Look at each line of the records and count those with "value" in them. Please answer with the count alone.

**DATA PROVIDED:**
"""
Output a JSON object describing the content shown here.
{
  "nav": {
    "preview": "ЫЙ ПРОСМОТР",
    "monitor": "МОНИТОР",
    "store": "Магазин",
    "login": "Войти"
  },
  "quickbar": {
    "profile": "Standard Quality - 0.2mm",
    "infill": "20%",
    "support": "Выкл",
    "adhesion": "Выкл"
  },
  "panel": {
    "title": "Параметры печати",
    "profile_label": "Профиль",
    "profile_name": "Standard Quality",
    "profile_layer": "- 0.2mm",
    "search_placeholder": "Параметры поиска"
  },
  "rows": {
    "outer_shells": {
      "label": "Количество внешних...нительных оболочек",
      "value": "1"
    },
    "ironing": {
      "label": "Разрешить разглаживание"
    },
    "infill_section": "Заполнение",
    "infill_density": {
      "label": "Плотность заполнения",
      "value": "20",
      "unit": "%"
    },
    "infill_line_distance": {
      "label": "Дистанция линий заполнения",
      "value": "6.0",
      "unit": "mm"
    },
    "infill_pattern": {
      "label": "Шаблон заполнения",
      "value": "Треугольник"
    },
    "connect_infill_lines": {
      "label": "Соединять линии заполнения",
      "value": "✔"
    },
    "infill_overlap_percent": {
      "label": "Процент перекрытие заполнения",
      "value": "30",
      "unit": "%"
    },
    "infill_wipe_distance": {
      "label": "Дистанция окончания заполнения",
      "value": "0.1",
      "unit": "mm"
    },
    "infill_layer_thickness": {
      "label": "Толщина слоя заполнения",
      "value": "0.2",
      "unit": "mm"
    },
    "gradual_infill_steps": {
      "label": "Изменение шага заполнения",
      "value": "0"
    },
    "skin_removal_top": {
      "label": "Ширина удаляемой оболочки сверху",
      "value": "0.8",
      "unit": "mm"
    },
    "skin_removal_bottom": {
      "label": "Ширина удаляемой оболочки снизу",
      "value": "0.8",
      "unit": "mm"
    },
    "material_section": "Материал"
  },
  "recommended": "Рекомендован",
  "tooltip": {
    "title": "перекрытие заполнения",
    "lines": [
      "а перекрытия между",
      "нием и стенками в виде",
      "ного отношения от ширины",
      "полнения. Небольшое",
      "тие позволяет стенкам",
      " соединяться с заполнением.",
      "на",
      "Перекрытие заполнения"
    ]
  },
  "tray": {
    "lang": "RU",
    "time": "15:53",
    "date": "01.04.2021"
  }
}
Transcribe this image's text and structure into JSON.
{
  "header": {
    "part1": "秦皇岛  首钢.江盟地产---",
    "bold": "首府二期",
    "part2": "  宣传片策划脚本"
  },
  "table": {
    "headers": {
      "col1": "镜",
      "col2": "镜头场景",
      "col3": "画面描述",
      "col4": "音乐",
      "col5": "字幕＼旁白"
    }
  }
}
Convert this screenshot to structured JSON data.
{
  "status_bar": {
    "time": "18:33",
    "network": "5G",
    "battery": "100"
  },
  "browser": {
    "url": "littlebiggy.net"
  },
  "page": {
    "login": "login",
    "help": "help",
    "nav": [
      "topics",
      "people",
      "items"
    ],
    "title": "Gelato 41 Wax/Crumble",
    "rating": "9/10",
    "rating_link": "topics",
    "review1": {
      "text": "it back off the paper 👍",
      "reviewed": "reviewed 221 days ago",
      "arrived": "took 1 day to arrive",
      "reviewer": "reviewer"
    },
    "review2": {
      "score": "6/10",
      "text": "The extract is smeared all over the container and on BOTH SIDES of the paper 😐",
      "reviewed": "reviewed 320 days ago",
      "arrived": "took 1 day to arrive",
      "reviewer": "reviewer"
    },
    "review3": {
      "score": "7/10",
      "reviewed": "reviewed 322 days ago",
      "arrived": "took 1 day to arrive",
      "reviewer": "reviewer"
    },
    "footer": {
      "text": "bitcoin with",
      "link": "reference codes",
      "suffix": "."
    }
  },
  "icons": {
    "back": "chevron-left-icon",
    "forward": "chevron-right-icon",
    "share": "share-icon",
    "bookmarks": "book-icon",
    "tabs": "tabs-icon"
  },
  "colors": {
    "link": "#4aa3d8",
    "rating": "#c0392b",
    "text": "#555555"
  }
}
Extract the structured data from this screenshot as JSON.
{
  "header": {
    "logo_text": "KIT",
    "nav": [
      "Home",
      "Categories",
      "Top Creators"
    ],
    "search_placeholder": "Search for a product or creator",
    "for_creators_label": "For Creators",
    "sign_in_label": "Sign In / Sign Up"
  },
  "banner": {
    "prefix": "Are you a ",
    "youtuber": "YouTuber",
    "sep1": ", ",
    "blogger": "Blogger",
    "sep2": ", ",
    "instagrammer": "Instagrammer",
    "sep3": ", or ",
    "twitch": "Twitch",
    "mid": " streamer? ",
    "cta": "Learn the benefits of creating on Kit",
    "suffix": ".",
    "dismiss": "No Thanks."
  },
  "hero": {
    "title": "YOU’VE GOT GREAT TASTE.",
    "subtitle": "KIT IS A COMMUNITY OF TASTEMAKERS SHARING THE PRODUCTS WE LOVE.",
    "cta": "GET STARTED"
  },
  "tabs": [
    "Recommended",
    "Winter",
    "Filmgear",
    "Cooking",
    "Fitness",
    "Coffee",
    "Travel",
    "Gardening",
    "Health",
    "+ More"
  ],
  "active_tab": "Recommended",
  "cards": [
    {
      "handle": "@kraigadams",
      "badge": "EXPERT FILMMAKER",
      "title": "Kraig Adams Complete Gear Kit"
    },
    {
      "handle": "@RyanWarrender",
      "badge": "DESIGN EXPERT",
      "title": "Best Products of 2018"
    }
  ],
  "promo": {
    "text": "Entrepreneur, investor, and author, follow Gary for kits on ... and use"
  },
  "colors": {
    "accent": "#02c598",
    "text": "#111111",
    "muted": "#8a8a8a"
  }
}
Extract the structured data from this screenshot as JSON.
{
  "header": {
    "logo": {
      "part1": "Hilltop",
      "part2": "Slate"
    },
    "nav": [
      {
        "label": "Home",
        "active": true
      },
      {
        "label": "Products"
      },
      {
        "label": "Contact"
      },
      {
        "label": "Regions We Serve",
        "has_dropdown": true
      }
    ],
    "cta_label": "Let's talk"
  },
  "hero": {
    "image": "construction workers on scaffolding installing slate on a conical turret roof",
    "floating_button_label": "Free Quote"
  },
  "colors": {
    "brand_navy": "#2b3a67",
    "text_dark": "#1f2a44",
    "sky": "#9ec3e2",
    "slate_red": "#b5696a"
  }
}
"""
**SOLUTION:**
11